Background: Cardiac transplantation is a limited option for end-stage heart failure because of the shortage of donor organs. Left-ventricular assist devices (LVADs) are currently under investigation as permanent therapy for end-stage heart failure, but long-term successful device implantation is limited because of a high rate of serious infections. To examine the relation between LVAD-related infection and host immunity, we investigated immune responses in LVAD recipients.
Methods: We compared the rate of candidal infection in 78 patients with New York Heart Association class IV heart failure who received either an LVAD (n=40) or medical management (controls, n=38). Fluorochrome-labelled monoclonal antibodies were used in analyses of T-cell phenotype. Analysis of T-cell function included intradermal responses to recall antigens and proliferative responses after stimulation by phytohaemagglutinin, monoclonal antibodies to CD3, and mixed lymphocyte culture. We measured T-cell apoptosis in vivo by annexin V binding, and confirmed the result by assessment of DNA fragmentation. Activation-induced T-cell death was measured after T-cell stimulation with antibodies to CD3. All immunological tests were done at least 1 month after LVAD implantation. Between-group comparisons were by Kaplan-Meier actuarial analysis and Student's t test.

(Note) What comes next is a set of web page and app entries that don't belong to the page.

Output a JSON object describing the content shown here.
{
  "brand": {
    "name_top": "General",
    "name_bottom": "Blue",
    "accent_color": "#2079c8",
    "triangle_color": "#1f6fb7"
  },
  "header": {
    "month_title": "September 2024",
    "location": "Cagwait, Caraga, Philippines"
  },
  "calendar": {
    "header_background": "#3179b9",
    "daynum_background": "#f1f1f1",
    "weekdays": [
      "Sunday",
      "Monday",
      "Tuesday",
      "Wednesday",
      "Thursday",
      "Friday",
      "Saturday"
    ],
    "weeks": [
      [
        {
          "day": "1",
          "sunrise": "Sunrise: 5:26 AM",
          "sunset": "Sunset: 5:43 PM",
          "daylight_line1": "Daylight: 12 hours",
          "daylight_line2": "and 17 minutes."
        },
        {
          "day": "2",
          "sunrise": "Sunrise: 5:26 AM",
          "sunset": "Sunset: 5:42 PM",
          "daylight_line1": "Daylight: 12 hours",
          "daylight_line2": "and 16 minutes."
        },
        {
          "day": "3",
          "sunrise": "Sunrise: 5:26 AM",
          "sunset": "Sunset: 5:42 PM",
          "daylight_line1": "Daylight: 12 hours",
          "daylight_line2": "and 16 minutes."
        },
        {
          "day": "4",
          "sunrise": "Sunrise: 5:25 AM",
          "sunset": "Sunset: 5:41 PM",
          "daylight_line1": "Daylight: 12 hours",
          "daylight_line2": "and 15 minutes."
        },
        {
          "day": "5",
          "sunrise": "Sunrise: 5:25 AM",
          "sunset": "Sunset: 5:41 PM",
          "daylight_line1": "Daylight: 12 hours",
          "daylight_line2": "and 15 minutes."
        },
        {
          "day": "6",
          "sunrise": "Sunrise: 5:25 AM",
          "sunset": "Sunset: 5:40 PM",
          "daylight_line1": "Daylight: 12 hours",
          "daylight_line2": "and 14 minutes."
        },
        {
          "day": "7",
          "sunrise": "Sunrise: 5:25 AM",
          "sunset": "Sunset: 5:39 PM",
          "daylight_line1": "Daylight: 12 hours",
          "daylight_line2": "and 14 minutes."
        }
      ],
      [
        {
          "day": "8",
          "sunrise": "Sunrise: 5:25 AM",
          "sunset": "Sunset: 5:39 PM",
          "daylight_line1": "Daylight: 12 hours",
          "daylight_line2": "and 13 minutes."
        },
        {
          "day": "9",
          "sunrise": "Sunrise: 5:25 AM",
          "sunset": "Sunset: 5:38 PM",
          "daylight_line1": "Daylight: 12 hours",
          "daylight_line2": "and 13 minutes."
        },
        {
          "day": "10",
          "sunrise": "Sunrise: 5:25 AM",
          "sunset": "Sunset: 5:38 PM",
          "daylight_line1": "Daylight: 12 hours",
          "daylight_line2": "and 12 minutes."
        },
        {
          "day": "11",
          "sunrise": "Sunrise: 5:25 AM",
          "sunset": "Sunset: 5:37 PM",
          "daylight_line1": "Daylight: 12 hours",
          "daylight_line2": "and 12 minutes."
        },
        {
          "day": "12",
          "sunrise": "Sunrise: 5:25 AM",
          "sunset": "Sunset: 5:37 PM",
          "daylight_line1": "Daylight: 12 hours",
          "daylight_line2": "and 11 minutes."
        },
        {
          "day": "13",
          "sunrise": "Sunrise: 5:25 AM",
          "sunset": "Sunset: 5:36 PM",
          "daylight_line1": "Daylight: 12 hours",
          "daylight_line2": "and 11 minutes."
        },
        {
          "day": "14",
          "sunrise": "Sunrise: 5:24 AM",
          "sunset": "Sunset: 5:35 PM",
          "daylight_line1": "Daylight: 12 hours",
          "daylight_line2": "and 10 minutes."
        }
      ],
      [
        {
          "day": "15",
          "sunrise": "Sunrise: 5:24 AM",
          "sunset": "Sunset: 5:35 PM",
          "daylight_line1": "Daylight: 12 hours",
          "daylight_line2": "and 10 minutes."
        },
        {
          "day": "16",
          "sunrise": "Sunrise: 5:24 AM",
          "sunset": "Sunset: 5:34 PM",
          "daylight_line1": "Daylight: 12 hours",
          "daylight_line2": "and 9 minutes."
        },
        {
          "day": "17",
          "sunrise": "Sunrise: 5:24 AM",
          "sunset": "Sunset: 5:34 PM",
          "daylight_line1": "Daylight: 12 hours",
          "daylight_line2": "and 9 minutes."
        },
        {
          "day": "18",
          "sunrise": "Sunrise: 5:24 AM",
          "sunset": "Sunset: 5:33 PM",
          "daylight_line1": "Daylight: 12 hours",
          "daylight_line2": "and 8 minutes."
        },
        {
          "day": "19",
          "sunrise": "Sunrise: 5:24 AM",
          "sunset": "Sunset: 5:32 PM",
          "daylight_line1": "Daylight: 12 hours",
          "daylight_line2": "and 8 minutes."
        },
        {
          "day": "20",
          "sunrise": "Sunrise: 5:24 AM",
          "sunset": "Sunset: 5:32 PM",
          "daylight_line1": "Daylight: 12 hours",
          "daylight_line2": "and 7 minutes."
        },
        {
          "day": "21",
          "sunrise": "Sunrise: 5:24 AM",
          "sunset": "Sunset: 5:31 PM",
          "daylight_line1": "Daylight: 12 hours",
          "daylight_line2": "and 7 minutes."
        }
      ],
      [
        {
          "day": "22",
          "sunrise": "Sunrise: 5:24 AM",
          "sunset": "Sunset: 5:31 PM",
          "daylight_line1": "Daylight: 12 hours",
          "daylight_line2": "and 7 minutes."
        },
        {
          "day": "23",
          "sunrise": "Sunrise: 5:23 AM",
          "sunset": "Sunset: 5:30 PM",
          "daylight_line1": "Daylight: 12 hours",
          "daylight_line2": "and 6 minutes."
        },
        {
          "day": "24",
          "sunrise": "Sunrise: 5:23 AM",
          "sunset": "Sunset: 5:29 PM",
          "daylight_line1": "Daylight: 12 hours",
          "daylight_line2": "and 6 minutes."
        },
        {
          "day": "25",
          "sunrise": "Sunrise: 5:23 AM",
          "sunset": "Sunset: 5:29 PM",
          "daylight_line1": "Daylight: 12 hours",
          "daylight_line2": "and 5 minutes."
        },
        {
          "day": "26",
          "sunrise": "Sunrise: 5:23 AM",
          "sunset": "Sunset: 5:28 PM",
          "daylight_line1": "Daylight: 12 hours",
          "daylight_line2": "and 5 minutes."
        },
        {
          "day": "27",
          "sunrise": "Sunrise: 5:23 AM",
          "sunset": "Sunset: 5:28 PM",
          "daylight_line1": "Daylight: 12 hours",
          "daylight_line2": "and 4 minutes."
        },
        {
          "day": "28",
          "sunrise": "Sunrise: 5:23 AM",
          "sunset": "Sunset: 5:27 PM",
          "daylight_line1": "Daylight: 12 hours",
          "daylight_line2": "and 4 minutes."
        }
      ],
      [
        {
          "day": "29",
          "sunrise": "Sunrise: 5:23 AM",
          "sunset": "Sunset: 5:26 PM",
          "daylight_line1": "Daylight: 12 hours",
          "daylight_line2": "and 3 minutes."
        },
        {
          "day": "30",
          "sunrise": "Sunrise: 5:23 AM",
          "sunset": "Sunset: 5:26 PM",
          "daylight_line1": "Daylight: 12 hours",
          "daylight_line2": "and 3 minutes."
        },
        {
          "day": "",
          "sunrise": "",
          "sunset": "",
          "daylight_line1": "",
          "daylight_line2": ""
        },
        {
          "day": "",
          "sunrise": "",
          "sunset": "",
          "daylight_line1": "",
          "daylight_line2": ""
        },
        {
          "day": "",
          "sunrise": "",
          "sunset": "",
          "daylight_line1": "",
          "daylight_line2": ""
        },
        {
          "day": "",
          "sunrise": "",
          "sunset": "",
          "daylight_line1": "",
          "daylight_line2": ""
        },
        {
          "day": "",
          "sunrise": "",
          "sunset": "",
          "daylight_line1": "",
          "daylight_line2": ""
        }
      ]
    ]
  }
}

Findings: By 3 months after implantation of LVAD, the risk of developing candidal infection was 28% in LVAD recipients, compared with 3% in controls (p=0.003). LVAD recipients had cutaneous anergy to recall antigens and lower (<70%) T-cell proliferative responses than controls after activation via the T-cell receptor complex (p<0.001). T cells from LVAD recipients had higher surface expression of CD95 (Fas) (p<0.001) and a higher rate of spontaneous apoptosis (p<0.001) than controls. Moreover, after stimulation with antibodies to CD3, CD4 T-cell death increased by 3.2-fold in LVAD recipients compared with only 1.2-fold in controls (p<0.05).

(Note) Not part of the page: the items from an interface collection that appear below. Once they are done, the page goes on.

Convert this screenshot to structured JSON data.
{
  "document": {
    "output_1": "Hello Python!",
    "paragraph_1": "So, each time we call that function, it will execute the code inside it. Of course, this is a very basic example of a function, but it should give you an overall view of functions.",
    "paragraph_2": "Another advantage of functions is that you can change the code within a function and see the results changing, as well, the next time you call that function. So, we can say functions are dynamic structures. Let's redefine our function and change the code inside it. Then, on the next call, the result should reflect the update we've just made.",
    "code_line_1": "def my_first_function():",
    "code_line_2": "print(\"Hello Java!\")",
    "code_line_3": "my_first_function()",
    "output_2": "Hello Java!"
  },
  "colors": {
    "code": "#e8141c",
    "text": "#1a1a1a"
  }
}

Interpretation: LVAD implantation results in an aberrant state of T-cell activation, heightened susceptibility of CD4 T cells to activation-induced cell death, progressive defects in cellular immunity, and increased risk of opportunistic infection.